3. Decide on your level of involvement
The law says that both you and your employer are allowed ‘reasonable’ contact during maternity leave. What constitutes reasonable can depend on what you’ve both agreed on before you go so it’s worth having a think about how often you want to be contacted and for what purpose and get a written plan if you can. You can always amend this during your leave if your needs change. By law, you’re also allowed (but not obliged) to take up to 10 KIT (Keep in Touch) days where you should be paid at your normal rate. These can be great for getting updated and refreshing your skills, especially if looking after a screaming baby has left your brain slightly scrambled. I found KIT days invaluable for feeling like part of the team again (and realising I really liked Andy after alll!).

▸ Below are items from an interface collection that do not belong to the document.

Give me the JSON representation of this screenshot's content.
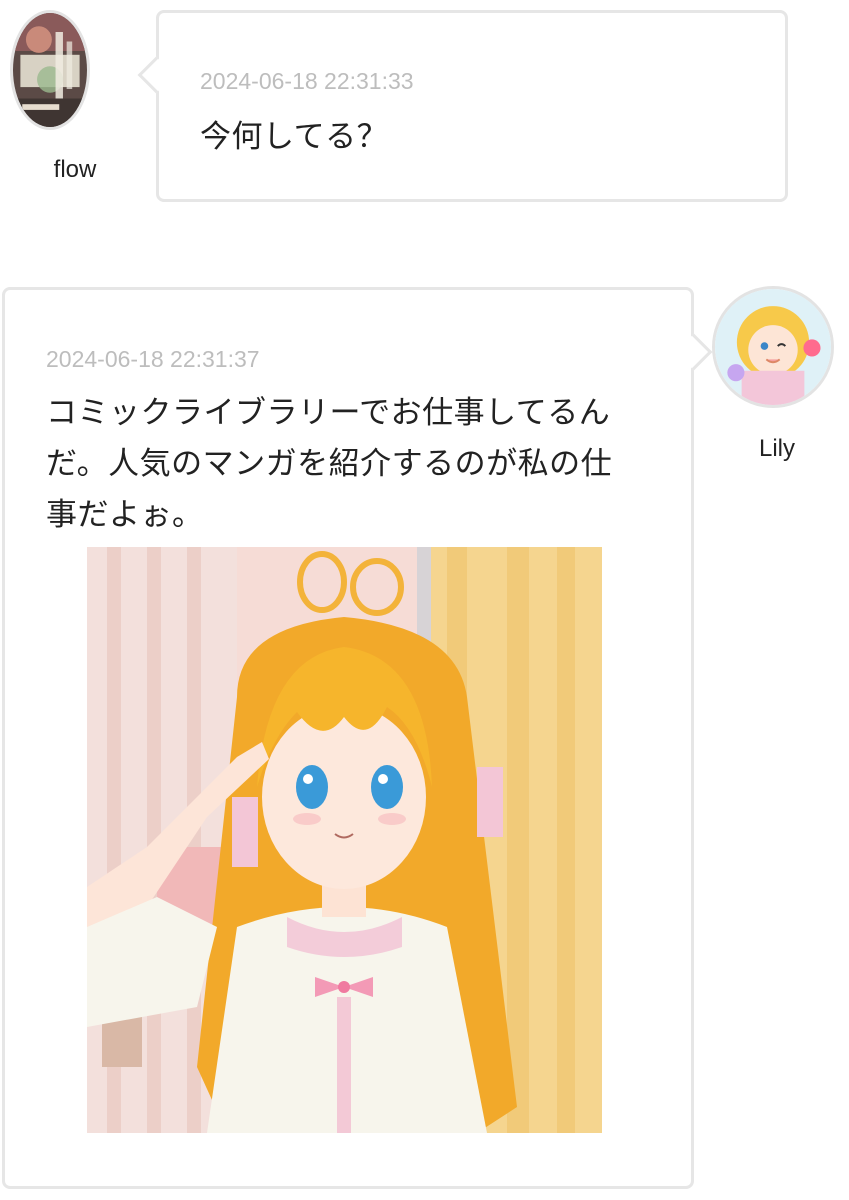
{
  "messages": [
    {
      "sender": "flow",
      "avatar_icon": "manga-cover-avatar-icon",
      "timestamp": "2024-06-18 22:31:33",
      "text": "今何してる？"
    },
    {
      "sender": "Lily",
      "avatar_icon": "anime-girl-avatar-icon",
      "timestamp": "2024-06-18 22:31:37",
      "text_lines": [
        "コミックライブラリーでお仕事してるん",
        "だ。人気のマンガを紹介するのが私の仕",
        "事だよぉ。"
      ],
      "attachment_icon": "anime-girl-saluting-image"
    }
  ],
  "colors": {
    "bubble_border": "#e6e6e6",
    "timestamp": "#bdbdbd",
    "text": "#222222"
  }
}
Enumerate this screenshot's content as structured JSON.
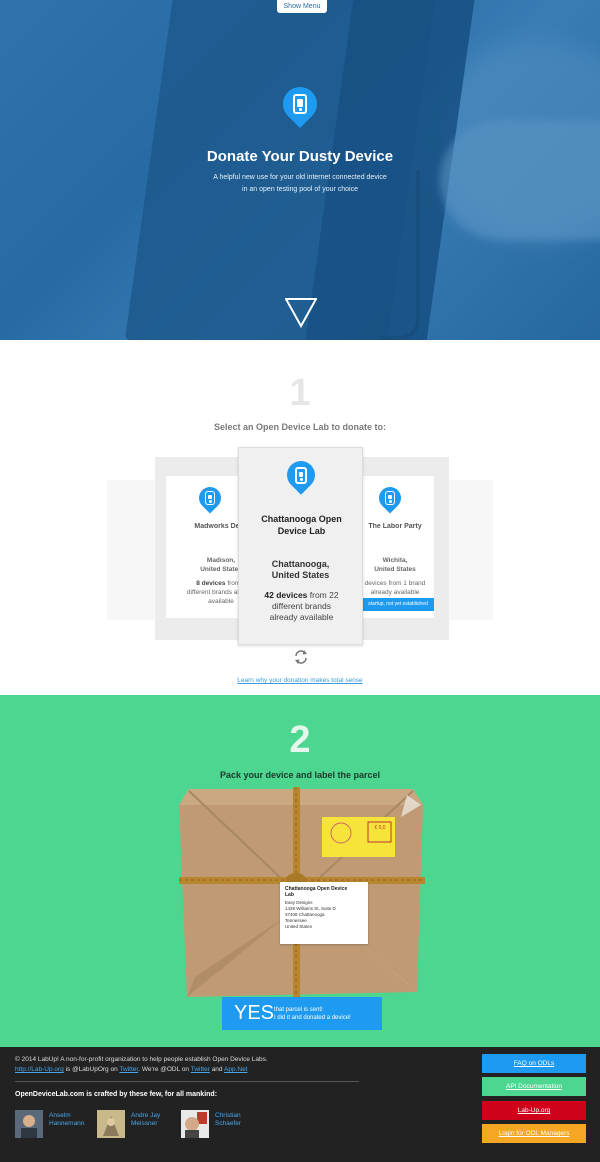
{
  "nav": {
    "show_menu": "Show Menu"
  },
  "hero": {
    "title": "Donate Your Dusty Device",
    "subtitle": "A helpful new use for your old internet connected device in an open testing pool of your choice"
  },
  "step1": {
    "number": "1",
    "label": "Select an Open Device Lab to donate to:",
    "labs": [
      {
        "name": "Madworks Device Lab",
        "city_line1": "Madison,",
        "city_line2": "United States",
        "devices_count": "8 devices",
        "devices_rest_1": " from 5",
        "devices_rest_2": "different brands already",
        "devices_rest_3": "available"
      },
      {
        "name_line1": "Chattanooga Open",
        "name_line2": "Device Lab",
        "city_line1": "Chattanooga,",
        "city_line2": "United States",
        "devices_count": "42 devices",
        "devices_rest_1": " from 22",
        "devices_rest_2": "different brands",
        "devices_rest_3": "already available"
      },
      {
        "name": "The Labor Party",
        "city_line1": "Wichita,",
        "city_line2": "United States",
        "devices_rest_1": "devices from 1 brand",
        "devices_rest_2": "already available",
        "badge": "startup, not yet established"
      }
    ],
    "learn_link": "Learn why your donation makes total sense"
  },
  "step2": {
    "number": "2",
    "label": "Pack your device and label the parcel",
    "stamp": "€ 0,0",
    "address": {
      "name_line1": "Chattanooga Open Device",
      "name_line2": "Lab",
      "line1": "Easy Designs",
      "line2": "1428 Williams St, Suite D",
      "line3": "37408 Chattanooga",
      "line4": "Tennessee",
      "line5": "United States"
    },
    "yes_big": "YES",
    "yes_line1": "that parcel is sent!",
    "yes_line2": "I did it and donated a device!"
  },
  "footer": {
    "copy_1": "© 2014 LabUp! A non-for-profit organization to help people establish Open Device Labs.",
    "labup_link": "http://Lab-Up.org",
    "copy_2": " is @LabUpOrg on ",
    "twitter1": "Twitter",
    "copy_3": ". We're @ODL on ",
    "twitter2": "Twitter",
    "copy_4": " and ",
    "appnet": "App.Net",
    "crafted": "OpenDeviceLab.com is crafted by these few, for all mankind:",
    "people": [
      {
        "first": "Anselm",
        "last": "Hannemann"
      },
      {
        "first": "Andre Jay",
        "last": "Meissner"
      },
      {
        "first": "Christian",
        "last": "Schaefer"
      }
    ],
    "buttons": [
      {
        "label": "FAQ on ODLs",
        "color": "#1e9bf0"
      },
      {
        "label": "API Documentation",
        "color": "#4dd690"
      },
      {
        "label": "Lab-Up.org",
        "color": "#d0021b"
      },
      {
        "label": "Login for ODL Managers",
        "color": "#f5a623"
      }
    ]
  },
  "colors": {
    "brand_blue": "#1e9bf0",
    "brand_green": "#4dd690",
    "footer_bg": "#222222"
  }
}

4. Don’t compare yourself to your maternity cover
Before I went on leave, I joked to my manager that whoever was recruited had better be good but not too good (I was only half joking). It’s only natural to worry about your cover and what they’ll be like. For me, it didn’t help that despite six successful years in my role, the last few months before I went on leave saw me at my worst. I struggled with morning sickness in the early stages of pregnancy and then with a particularly bad June heatwave towards the end. My last few weeks at work saw me slouched in front of a fan, generally whining and whinging about the lack of aircon to anyone who would listen (to be fair, it turns out I was carrying a 9 pounder). In contrast, my cover was a breath of fresh air in our overheated office. He was like an eager young puppy, desperate to be loved by his new owners and make an impression. But who could blame him? The bottom line is it’s pointless to compare. What your cover might bring in enthusiasm, they will lack in experience. Besides, it is your job; they are not replacing you they are simply keeping your seat warm so the better they perform, the easier you might find things when you come back…
5. Ease back in gently
….And when you do come back, try and resist the temptation to make your own big impression straight away. The adjustment of going from baby to boardroom can be tough so try and ease in slowly, or at least give yourself permission not to feel like you need to prove yourself. It’s your job – and you have the same rights as anyone else, including the right to request flexible working if you need to. A lot of Mums worry that they’re inconveniencing everyone further by making more demands on their return but a happy employee is a productive employee so do what’s right for you.
6. Look on the bright side
If you’re feeling really negative about your maternity status, try to focus on the positives. Having a break from employment can be a great opportunity to reflect and consider what it is you want from your career. Some Mums really benefit from the work breather they get. Plus there’s something quite satisfying about having naptime snuggles with your newborn and thinking “I’m getting paid right now” (although probably not enough fo’ sure)
As for my maternity cover, luckily, and like with so many things in life, it all came good in the end. I returned to my old role after a year and Andy secured another position in our department. So we actually became colleagues and got on like a house on fire. I even learned a few new dance moves in the process (although that’s definitely one thing he was way better at than me).
I’d love to hear your stories of maternity leave. How did your cover go? Did your employer treat you fairly?